There was no interest or effort to do this at the time because to many immigrants the lands of North American looked unoccupied.

When the colonists landed at Plymouth Rock in 1620 they found the countryside devoid of human life and habitation. Later they learned that the area had been settled but was devastated by a plague and the survivors had moved away.

The Plymouth colonists were not deterred by the plague but they did almost die because of starvation. The surviving   Indians helped them with their stores of corn and the first planting of corn. 

The harvest of that first planting of corn gave rise to the celebration that we call Thanksgiving.

Reconstructed population estimates of the Native American population of North America placed the number at around 10 million when Europeans arrived. There were 17 language families.

Essentially all of the land in North America was claimed by a tribe. The tribes all had their own names for themselves and for their neighbors. 

The tribes’ names for themselves were generic, such as “the people,” but they were not the names later used by the Europeans. The Europeans gave the Indians names so that they could distinguish them. It was a matter of who had the power. A later map of California showed 30 names, some unfamiliar names, such as Modoc, Klamath, Maidu and Miwok.

The Comanches got their name from the Ute tribe which called them by a Ute word that meant “Those who always fight with us.” The Comanche called themselves “the real people.”

Any map of the United States in 1492 would have shown all the land claimed but the map would have been fluid because it always was changing because of migrations , wars, disease  and alliances.

This was especially true after 1492 when the devastating effects of European epidemic diseases began to be felt. It is estimated that the mortality rate among Indians was 70 to 80 percent in the 200 years after 1492.

The Indians could catch infectious diseases from European animals such as pigs as well as people and their garbage.

Missionary effort that placed Indians in close proximity to other neighbors, European, and their animals also promoted the spread of European infectious diseases. This was well before the germ theory of disease. The Indians had no immunity to these diseases.

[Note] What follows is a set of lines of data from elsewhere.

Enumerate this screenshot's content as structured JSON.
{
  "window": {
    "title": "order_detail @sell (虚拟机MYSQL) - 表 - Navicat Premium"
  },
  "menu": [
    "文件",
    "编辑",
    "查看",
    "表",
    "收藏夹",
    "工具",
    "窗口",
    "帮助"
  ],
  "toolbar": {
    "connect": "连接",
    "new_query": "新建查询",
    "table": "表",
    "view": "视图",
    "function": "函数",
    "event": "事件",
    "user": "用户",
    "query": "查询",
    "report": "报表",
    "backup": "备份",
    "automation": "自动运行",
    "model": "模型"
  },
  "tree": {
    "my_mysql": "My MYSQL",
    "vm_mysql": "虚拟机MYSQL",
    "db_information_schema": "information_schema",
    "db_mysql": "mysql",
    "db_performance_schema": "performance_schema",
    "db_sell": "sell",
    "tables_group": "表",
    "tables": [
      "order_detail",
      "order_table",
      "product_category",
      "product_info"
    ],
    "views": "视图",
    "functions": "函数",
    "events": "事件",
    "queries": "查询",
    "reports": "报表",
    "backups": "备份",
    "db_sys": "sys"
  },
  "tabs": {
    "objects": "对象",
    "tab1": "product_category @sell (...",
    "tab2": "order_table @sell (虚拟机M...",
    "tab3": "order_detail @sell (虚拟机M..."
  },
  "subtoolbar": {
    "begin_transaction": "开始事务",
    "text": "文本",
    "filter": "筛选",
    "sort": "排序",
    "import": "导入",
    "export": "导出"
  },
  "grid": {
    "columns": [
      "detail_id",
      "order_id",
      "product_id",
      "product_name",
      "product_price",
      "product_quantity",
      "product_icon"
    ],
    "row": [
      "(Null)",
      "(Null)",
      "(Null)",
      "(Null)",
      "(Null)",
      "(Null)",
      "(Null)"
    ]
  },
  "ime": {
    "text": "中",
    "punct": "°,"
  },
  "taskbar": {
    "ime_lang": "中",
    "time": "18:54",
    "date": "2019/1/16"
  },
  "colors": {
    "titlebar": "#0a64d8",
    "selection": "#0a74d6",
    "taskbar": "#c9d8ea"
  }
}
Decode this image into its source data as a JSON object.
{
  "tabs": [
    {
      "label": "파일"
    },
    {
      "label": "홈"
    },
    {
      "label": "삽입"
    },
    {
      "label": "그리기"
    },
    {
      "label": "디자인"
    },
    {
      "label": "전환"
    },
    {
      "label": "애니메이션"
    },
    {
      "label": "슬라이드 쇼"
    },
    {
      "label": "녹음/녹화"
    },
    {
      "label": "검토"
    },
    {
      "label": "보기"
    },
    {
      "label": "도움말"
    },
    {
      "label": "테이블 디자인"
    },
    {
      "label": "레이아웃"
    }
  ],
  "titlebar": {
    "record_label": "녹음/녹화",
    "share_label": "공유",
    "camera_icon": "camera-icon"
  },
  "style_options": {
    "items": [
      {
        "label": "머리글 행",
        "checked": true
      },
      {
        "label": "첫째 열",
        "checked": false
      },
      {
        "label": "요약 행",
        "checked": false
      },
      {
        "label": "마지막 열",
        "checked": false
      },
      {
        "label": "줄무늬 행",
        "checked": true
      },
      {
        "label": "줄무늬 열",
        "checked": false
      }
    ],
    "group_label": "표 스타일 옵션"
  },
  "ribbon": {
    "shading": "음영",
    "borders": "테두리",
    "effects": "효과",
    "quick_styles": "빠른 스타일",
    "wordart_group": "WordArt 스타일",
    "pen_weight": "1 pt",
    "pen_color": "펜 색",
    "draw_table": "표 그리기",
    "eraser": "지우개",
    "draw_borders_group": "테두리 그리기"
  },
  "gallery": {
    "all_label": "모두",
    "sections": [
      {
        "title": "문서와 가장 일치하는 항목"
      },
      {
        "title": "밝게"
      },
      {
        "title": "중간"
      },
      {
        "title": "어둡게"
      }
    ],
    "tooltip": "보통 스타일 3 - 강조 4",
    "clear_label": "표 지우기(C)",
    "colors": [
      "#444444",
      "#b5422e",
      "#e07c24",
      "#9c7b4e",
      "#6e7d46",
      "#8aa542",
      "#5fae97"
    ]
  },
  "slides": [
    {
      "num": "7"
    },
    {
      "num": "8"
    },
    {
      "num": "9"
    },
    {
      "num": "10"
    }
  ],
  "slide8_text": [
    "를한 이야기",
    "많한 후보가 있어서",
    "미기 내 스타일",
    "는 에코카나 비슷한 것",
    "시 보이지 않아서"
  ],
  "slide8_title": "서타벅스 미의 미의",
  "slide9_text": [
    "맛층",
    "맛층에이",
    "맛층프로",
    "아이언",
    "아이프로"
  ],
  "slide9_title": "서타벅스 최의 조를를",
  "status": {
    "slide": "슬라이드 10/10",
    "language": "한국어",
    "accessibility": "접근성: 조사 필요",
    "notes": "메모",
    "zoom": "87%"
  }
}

Europeans had acquired immunity over several hundred years by the deaths of their susceptible populations. So the Europeans who immigrated to America were among “the survival of the fittest.” Those who survived in Europe had some immunity.

It is true that Native Americans did not have the same concept of land ownership that Europeans had, specifically that land could be bought and sold for individual private use. 

However, at least some Indians had an idea off exclusive use of their hunting lands. For example, the Comanche had a proprietary view of their hunting lands. 

The Comanche took great exception to Texas settlers squatting on land in their Comancheria and took deadly actions to expel them. 

As President of the Republic, Sam Houston, tried to help this situation but negotiating the boundaries of the Comancheria, with no success. 

The Comanche were just as antagonistic toward any encroaching Indian tribe. The Comanche attempted to enforce their right with violent action.

The Karankaw did the same thing when Stephen F. Austin’ s colonists tried to just pass through the Karankawa’s territory.

So it is not quite true that Native Americans had no concept of ownership. It was just not as exclusive as the European concept and their ownership was for exclusive use, but could not be bought and sold. 

So, while a map for 1492 would be interesting it would not provide a clear claim to ownership because of later changes. “We have always lived here” was generally not true.

Herndon Williams is affiliated with the Bayside Historical Society and the Refugio County Historical Commission. He is the author of the book, “Texas Gulf Coast Stories,” published in December 2010 by The History Press. His second book, “Eight Centuries on the Texas Frontier,” was published in May 2013. Email at